Here, some of the industry’s leading participants explain how esports is transforming live content and reaching new audiences as it crosses into the mainstream and catches the attention of the biggest media businesses.
In this webinar you’ll learn about:
• How esports is outgrowing traditional sports, reaching a global audience of 590 million by 2020, more than half of millennials
• The growing value of esports media rights and the opportunities for broadcasts and content platforms
• The esports ecosystem of teams, events, leagues, games publishers and platforms
• The role of live production technology to produce esports events for a huge international audience
Date: January 17th 2019
Time: 10am PT / 1 PM ET / 18:00 GMT
For many content providers and rights-holders, live streaming represents an exciting opportunity to connect directly with their target audiences plus drive new revenue streams.
This webinar discusses topics including the pros and cons of live streaming as compared with broadcasting, how to measure quality of experience and reliability, which business models are being used, current best practices, ongoing challenges, critical initiatives, and much more.
Join Alec Hendry, Senior Director of Technology Convergence for Viacom, Will Richmond, Editor and Publisher at VideoNuze, and Henrik Eriksson, Service Line Manager at Akamai, for a roundtable discussion covering:
The state of live streaming today
How to measure quality in live streaming and ensure a positive user experience
Successful business models for live streaming
Best practices associated with live streaming
Senior Director of Technology Convergence,

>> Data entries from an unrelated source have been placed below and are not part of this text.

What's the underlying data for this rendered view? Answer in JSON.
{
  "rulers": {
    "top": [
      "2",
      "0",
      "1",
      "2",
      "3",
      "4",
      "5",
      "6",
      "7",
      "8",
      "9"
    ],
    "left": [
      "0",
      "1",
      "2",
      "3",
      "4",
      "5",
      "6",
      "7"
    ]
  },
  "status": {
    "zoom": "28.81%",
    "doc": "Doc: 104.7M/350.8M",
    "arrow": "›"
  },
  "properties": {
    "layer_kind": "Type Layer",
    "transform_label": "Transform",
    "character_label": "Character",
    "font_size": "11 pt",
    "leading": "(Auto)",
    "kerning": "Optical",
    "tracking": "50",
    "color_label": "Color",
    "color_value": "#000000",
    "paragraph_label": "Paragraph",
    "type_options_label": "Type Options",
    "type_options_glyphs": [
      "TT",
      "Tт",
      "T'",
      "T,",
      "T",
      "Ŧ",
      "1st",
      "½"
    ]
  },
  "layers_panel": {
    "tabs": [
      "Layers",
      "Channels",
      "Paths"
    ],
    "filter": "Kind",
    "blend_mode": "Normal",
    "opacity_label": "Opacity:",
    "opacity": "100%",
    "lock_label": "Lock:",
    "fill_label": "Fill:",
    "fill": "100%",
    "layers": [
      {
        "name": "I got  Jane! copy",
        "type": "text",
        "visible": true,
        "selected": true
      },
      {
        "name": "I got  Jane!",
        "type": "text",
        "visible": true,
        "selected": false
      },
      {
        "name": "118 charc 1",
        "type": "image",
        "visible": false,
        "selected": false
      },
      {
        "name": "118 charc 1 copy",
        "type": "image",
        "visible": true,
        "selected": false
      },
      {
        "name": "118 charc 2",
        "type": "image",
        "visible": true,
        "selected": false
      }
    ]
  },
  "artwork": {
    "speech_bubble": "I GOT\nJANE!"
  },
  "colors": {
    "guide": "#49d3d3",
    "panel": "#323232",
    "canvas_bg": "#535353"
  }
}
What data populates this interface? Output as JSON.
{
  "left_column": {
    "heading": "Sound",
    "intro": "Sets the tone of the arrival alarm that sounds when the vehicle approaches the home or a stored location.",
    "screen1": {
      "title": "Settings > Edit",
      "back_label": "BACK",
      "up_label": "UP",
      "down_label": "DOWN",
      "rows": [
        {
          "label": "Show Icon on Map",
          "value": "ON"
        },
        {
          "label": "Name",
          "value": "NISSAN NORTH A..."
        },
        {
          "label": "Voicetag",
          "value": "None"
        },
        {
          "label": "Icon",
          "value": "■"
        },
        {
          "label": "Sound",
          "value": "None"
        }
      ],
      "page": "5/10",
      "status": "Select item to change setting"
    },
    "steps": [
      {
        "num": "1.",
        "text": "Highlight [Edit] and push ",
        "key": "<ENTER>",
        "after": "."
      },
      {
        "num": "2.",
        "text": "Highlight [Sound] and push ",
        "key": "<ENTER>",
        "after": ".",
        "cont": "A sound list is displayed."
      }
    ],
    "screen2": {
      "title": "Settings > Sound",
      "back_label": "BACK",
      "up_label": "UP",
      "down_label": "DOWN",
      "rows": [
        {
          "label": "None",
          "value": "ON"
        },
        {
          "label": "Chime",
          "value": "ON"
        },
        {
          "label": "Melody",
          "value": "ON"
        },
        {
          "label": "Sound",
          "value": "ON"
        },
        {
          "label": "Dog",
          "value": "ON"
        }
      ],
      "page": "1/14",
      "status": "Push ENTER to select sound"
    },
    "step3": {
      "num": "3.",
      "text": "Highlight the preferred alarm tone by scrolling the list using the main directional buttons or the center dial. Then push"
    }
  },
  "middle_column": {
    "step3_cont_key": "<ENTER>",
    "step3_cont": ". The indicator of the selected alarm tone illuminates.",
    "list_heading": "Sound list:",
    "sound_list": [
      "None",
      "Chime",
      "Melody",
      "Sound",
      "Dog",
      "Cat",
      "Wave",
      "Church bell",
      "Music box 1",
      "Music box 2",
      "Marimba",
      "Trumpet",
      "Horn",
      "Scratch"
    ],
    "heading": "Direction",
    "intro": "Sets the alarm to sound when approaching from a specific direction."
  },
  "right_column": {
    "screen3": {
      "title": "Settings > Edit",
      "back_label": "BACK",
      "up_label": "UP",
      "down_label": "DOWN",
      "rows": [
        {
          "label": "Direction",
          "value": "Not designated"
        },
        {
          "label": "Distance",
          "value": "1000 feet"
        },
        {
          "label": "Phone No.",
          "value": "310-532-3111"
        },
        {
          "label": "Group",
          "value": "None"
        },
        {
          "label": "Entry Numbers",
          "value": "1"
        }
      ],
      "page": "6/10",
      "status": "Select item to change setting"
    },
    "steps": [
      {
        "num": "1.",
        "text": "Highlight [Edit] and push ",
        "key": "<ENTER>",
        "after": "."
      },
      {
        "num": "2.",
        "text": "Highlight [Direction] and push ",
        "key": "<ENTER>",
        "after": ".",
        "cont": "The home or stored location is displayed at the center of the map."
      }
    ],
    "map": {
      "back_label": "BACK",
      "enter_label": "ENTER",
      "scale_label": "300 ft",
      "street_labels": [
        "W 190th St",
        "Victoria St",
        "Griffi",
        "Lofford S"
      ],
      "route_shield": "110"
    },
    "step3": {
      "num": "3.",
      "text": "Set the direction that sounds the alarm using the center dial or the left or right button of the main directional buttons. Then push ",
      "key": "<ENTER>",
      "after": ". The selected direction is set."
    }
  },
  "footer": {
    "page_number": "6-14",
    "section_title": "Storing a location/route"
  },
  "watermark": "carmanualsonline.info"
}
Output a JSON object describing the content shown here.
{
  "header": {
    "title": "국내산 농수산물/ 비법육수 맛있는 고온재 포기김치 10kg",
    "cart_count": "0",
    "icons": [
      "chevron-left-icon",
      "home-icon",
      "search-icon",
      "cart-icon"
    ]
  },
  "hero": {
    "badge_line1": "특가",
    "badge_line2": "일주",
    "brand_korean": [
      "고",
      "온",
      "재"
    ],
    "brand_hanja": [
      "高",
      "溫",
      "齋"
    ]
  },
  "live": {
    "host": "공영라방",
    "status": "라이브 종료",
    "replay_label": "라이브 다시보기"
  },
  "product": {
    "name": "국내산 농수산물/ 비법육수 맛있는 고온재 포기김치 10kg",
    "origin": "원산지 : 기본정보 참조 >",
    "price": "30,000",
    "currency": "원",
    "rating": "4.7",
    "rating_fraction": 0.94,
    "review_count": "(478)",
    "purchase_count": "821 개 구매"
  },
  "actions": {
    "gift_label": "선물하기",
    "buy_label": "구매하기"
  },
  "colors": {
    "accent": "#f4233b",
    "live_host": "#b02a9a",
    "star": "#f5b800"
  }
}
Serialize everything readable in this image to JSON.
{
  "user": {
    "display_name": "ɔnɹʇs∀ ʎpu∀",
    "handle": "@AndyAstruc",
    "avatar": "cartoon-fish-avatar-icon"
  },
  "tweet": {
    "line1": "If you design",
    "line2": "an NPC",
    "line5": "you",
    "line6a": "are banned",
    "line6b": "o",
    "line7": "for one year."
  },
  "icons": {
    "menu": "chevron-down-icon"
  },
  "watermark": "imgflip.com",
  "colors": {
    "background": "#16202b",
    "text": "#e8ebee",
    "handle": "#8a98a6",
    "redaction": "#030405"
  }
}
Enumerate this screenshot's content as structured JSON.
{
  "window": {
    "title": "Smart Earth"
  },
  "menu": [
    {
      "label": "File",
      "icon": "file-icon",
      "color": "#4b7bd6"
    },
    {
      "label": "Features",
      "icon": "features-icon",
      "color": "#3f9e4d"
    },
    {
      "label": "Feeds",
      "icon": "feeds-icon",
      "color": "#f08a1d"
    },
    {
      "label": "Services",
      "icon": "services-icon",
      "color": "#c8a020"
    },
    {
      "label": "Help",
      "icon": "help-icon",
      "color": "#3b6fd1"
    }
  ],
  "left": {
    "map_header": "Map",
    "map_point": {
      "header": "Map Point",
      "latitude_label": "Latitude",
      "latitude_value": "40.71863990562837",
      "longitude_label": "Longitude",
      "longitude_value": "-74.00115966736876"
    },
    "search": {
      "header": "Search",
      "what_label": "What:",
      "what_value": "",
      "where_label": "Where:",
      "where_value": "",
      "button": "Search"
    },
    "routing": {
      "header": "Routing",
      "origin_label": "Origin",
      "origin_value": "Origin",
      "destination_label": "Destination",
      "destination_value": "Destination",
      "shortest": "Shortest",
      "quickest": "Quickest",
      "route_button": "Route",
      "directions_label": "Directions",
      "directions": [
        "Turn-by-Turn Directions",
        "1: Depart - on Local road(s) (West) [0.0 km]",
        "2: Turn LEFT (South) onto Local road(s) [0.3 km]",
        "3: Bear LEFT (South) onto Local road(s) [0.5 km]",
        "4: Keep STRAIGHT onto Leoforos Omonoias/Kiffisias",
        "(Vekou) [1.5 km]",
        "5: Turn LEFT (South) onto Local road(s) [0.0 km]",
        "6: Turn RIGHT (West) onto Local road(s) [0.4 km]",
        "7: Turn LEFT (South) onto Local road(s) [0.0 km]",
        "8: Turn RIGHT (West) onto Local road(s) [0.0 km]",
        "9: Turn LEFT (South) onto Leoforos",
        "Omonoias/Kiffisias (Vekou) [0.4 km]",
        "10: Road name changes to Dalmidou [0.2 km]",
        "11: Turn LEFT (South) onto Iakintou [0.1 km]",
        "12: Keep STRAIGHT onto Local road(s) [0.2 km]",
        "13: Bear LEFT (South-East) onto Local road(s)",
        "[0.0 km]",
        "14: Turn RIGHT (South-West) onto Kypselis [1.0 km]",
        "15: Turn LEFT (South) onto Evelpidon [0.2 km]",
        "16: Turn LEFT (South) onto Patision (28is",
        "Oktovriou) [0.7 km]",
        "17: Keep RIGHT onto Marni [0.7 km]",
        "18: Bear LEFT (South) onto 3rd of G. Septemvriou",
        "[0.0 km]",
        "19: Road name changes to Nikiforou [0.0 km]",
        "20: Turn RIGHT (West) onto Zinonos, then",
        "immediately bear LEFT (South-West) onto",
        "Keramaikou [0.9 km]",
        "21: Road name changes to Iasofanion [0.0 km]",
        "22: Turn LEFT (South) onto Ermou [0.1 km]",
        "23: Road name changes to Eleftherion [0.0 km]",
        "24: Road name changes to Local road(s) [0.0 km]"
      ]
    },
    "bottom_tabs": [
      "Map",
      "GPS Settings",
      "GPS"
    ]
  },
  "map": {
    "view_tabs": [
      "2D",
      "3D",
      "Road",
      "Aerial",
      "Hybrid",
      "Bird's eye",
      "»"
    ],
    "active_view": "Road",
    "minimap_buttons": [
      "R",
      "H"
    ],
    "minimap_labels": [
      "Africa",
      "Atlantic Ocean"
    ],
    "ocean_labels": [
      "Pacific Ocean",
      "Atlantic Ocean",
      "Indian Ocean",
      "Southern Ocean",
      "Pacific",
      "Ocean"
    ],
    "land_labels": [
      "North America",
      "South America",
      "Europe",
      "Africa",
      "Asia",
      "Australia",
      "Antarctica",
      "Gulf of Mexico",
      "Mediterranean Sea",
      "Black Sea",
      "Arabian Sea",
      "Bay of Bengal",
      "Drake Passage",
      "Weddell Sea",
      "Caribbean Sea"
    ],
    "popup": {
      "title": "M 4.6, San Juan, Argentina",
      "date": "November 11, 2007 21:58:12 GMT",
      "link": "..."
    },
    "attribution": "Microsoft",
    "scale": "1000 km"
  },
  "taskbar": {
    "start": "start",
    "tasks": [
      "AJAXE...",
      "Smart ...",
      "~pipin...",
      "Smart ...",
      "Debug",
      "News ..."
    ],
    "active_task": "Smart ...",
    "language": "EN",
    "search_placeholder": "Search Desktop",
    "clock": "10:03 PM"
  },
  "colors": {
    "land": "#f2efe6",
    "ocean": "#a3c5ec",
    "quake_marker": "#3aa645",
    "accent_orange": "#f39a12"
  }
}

When? 10th Jan 2019. 1:00 PM EST / 10:00 AM PST / 18:00 GMT
TR 1001-1 from the JT-NM (Joint Task Force on Networked Media) gives guidance on protocols, configuration and architectures to use when setting up large ST-2110 systems.
John Mailhot and Brad Gilmer, both well trusted industry figures who are in the thick of creating and testing ST-2110 and the surrounding specifications, will lead us through what it is, what it tells us and, ultimately, how we can best go about creating a large ST 2110 system.